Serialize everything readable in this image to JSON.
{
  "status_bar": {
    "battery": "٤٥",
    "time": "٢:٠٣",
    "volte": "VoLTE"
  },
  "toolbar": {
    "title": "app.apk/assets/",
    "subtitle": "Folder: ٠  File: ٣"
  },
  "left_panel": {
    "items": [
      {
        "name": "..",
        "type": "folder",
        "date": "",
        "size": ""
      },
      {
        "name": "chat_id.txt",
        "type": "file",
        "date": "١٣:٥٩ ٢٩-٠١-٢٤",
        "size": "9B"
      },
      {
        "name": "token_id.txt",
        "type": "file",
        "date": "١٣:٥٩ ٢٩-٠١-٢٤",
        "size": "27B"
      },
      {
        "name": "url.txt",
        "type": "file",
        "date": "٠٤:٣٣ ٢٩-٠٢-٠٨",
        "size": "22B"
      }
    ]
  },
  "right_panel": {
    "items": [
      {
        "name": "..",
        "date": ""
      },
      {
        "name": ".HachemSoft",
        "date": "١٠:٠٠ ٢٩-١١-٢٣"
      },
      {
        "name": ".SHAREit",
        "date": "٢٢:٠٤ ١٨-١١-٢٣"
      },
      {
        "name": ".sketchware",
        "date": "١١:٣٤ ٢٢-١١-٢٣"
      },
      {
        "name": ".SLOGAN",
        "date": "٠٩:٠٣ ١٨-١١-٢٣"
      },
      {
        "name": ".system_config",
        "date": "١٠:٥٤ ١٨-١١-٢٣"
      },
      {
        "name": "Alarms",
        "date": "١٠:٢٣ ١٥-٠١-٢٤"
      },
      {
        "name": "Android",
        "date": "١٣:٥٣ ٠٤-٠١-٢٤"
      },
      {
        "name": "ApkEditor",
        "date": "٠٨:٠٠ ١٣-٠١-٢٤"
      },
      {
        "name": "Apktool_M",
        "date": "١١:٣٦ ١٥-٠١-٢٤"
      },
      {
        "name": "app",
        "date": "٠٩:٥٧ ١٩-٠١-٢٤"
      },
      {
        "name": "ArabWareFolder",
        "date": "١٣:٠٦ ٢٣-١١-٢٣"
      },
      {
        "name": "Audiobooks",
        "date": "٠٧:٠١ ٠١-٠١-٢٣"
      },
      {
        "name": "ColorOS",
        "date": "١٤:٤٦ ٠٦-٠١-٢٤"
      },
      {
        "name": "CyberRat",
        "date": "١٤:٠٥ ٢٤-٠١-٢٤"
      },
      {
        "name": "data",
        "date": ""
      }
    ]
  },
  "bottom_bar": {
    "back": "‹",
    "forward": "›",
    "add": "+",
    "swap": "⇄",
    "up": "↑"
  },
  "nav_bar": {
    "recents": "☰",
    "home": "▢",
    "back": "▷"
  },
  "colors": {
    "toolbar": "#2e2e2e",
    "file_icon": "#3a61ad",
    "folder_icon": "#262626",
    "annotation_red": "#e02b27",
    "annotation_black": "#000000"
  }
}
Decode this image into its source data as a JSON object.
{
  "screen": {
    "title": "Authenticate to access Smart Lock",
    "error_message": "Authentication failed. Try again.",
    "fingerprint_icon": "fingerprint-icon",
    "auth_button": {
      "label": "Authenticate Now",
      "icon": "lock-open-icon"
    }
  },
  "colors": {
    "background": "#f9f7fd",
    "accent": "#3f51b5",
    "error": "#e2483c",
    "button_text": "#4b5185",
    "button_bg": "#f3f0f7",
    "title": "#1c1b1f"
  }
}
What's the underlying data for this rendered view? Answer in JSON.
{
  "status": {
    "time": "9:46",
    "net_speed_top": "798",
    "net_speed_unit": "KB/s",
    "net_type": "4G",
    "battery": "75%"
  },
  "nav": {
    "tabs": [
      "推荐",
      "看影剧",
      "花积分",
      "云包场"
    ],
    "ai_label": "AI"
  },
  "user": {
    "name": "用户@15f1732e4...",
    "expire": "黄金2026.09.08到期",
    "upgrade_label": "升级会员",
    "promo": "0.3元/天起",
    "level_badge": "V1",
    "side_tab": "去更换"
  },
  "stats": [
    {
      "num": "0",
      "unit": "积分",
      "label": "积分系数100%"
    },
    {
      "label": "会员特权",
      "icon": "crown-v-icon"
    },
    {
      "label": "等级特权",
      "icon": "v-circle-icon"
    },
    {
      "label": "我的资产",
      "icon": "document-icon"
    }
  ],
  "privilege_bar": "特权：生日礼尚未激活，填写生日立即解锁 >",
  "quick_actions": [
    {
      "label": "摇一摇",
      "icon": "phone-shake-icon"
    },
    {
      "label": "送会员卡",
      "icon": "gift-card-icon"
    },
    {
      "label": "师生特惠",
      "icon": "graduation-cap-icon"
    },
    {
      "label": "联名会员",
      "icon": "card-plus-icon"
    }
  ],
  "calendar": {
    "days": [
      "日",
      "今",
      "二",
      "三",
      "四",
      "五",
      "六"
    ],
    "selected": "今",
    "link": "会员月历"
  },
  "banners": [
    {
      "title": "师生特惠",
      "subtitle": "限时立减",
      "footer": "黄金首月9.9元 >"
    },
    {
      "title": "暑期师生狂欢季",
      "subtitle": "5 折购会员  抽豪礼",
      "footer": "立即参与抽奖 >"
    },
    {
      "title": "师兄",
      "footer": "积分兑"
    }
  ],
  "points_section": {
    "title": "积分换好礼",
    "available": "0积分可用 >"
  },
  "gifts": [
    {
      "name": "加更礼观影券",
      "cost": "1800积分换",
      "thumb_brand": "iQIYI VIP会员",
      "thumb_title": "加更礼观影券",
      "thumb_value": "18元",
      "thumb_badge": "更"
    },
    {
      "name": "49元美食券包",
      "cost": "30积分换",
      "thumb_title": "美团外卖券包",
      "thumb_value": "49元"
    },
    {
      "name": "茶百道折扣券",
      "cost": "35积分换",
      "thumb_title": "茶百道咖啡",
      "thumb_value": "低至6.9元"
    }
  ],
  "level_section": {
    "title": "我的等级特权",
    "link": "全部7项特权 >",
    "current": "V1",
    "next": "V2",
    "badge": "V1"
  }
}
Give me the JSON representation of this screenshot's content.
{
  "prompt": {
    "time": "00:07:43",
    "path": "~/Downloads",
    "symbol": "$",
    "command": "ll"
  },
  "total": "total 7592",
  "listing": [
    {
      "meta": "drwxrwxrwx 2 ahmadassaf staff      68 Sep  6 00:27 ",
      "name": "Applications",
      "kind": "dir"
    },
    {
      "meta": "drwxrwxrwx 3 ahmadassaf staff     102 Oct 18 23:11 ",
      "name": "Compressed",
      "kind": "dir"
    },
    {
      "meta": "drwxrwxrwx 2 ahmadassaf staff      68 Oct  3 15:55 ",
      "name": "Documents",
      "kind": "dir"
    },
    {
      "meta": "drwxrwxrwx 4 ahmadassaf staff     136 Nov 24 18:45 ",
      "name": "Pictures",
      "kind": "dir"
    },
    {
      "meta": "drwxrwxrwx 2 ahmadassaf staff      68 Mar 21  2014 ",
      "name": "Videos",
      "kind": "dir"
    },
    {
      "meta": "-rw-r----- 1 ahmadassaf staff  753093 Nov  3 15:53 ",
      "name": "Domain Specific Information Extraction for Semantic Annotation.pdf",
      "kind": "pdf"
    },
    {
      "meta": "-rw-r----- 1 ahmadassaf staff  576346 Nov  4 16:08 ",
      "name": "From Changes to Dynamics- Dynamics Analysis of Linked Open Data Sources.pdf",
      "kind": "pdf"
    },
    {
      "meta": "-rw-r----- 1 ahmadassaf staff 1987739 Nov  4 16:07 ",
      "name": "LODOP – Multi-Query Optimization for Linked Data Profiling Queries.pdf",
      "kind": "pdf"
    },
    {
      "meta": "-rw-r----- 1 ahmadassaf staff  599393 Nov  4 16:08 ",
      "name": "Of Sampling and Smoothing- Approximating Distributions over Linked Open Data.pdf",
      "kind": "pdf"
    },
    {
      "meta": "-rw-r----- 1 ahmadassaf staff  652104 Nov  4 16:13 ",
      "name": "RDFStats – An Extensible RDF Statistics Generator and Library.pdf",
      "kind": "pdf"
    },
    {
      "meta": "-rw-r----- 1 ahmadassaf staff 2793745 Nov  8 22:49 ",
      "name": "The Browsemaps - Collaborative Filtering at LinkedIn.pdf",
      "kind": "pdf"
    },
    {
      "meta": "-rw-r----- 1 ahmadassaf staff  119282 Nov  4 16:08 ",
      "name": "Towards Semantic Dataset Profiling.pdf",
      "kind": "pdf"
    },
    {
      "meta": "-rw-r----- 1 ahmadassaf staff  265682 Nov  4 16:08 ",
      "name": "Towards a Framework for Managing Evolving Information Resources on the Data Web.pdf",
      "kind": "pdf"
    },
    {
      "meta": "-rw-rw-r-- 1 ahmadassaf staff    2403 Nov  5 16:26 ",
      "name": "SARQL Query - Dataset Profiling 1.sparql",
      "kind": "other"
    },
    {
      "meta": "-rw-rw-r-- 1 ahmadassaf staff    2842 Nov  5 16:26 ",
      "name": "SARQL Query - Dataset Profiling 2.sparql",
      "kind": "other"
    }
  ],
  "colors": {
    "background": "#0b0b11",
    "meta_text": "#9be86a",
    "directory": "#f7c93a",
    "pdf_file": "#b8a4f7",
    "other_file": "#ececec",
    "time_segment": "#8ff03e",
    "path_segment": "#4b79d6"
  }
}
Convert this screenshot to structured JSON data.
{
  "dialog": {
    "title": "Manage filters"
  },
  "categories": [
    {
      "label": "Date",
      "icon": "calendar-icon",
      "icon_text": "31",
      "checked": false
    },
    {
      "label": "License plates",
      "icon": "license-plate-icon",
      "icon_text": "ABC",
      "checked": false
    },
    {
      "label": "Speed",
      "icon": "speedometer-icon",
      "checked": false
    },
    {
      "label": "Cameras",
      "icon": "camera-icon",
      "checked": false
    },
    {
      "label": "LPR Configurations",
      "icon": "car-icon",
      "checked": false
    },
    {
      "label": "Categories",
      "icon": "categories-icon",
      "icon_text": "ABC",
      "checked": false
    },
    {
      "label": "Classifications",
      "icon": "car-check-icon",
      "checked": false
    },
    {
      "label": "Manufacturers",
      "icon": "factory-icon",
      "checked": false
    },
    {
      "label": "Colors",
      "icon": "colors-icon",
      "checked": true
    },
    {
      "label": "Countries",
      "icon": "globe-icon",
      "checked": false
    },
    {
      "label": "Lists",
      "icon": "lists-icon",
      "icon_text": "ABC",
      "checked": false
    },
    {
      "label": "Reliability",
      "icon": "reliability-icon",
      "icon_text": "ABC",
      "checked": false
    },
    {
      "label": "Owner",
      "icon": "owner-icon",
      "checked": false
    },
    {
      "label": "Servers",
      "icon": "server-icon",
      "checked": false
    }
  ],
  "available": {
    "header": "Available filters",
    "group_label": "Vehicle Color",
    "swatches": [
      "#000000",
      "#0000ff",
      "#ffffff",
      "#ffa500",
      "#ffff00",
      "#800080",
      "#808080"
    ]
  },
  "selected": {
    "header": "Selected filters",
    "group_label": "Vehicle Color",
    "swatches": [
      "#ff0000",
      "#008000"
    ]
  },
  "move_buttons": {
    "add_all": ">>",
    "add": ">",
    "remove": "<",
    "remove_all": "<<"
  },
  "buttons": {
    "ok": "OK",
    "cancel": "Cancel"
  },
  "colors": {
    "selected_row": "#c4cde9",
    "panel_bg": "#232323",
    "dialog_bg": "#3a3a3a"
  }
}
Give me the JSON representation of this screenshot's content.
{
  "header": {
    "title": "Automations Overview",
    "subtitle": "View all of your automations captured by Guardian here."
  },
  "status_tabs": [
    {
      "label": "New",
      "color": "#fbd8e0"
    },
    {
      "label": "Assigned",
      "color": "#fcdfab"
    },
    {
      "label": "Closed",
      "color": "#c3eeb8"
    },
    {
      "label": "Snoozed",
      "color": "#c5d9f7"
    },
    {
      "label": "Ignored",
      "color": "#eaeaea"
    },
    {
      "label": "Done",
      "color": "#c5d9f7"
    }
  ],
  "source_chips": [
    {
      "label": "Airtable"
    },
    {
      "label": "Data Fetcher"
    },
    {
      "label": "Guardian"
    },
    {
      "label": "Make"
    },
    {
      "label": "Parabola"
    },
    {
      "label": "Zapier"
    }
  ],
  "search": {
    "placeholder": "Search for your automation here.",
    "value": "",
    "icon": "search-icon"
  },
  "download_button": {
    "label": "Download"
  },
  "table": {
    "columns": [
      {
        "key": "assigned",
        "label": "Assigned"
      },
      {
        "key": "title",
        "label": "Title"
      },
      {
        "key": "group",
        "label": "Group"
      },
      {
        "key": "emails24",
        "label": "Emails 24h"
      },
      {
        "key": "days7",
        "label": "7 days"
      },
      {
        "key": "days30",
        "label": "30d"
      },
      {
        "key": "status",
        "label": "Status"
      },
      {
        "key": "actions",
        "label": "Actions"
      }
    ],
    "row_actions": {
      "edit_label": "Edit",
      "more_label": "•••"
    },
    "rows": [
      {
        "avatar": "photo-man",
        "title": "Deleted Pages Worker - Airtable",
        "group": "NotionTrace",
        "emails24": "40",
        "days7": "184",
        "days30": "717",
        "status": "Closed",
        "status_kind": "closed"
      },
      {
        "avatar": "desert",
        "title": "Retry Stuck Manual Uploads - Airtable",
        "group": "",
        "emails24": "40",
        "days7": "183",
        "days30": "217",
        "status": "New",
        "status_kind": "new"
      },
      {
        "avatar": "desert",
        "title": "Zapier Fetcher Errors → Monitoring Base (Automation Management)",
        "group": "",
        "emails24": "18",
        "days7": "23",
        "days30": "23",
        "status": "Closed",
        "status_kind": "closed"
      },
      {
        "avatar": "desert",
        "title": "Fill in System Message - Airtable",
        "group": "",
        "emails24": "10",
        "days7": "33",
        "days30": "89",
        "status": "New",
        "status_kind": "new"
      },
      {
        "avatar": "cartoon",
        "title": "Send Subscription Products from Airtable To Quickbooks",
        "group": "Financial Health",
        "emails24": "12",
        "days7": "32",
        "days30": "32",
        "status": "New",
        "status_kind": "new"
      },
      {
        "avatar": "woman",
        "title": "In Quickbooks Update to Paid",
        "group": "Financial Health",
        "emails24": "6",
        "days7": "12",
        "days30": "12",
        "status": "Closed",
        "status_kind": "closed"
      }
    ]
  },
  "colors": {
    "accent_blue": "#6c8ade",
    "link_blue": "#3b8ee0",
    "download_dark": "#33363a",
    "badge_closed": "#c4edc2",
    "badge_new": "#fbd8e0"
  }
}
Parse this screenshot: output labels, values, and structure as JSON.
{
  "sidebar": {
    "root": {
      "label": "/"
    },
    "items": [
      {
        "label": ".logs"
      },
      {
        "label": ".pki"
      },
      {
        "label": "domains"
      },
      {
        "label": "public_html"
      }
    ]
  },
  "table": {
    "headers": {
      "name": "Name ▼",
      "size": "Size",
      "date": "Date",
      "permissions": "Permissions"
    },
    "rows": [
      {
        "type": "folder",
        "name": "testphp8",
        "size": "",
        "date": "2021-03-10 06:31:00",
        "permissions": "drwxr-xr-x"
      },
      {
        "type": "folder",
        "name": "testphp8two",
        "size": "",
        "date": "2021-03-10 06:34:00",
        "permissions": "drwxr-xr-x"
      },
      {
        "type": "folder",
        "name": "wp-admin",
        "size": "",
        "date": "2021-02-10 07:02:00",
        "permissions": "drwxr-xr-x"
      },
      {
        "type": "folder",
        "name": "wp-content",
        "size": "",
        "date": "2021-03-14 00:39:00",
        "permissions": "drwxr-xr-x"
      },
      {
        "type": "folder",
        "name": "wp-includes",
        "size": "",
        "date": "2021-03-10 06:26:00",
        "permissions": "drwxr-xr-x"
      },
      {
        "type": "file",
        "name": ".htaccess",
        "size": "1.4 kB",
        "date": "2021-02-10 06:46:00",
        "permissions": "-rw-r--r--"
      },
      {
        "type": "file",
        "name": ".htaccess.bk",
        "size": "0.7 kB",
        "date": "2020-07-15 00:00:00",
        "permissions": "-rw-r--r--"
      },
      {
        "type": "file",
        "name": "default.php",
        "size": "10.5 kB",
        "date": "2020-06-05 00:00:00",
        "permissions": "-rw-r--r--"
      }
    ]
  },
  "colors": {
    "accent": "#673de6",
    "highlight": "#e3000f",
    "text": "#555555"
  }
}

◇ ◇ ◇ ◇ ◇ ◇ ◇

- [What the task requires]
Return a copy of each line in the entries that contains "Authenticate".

- [Written response]
    "title": "Authenticate to access Smart Lock",
      "label": "Authenticate Now",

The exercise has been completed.